- [WHAT YOU ARE ASKED TO DO] Only lines that contain the string "icon" should be returned from the material below.
<<<<
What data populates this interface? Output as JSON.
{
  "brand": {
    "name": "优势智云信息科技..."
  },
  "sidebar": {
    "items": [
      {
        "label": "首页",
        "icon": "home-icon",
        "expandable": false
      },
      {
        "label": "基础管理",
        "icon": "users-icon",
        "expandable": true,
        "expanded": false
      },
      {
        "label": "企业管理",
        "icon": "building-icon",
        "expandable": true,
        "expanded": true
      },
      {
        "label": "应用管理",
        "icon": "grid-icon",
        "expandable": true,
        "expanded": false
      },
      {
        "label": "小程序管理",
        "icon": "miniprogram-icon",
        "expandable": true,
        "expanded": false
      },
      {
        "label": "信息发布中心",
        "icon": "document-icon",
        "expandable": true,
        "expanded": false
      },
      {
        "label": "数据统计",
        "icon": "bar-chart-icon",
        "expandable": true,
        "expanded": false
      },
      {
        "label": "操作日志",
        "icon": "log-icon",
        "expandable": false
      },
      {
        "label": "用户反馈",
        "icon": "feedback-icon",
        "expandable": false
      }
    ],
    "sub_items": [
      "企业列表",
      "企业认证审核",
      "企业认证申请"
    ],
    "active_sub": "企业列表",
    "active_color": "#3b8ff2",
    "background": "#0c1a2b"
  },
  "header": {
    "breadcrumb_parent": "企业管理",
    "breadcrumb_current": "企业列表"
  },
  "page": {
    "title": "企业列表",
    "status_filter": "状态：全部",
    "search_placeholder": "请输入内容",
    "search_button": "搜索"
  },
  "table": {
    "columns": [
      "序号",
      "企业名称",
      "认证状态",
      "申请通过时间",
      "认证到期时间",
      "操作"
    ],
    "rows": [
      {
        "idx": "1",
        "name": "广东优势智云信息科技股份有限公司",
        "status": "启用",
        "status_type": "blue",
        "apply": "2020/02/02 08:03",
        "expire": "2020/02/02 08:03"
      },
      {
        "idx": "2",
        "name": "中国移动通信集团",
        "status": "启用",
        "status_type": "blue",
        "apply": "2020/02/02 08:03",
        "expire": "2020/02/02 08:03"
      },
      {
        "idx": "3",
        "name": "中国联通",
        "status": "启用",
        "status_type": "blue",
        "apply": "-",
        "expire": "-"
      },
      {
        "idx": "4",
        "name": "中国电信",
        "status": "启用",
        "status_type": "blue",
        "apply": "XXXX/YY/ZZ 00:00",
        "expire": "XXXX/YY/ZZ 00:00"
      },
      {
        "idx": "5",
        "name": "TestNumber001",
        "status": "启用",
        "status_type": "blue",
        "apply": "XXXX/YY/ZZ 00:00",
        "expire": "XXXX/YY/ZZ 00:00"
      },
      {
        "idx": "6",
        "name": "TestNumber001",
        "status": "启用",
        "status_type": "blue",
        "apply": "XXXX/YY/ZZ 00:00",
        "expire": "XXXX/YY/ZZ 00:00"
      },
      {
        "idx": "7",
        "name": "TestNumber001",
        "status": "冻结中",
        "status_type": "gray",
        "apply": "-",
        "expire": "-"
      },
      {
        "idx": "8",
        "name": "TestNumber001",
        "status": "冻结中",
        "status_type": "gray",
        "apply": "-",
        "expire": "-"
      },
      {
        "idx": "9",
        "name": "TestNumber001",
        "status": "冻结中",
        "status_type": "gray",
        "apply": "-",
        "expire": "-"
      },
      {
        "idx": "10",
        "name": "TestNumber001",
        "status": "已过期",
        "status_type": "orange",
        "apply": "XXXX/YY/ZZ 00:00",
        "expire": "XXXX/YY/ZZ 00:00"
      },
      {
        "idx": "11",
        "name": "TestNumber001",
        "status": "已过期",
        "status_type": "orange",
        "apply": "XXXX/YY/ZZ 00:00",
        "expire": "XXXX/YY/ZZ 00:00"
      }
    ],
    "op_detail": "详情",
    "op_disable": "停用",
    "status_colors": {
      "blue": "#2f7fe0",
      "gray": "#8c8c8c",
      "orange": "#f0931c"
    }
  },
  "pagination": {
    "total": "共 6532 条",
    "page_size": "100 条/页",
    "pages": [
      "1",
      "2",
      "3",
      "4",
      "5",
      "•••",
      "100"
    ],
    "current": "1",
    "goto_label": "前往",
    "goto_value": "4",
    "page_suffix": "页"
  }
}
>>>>
- [ANSWER TO THE EXERCISE]
        "icon": "home-icon",
        "icon": "users-icon",
        "icon": "building-icon",
        "icon": "grid-icon",
        "icon": "miniprogram-icon",
        "icon": "document-icon",
        "icon": "bar-chart-icon",
        "icon": "log-icon",
        "icon": "feedback-icon",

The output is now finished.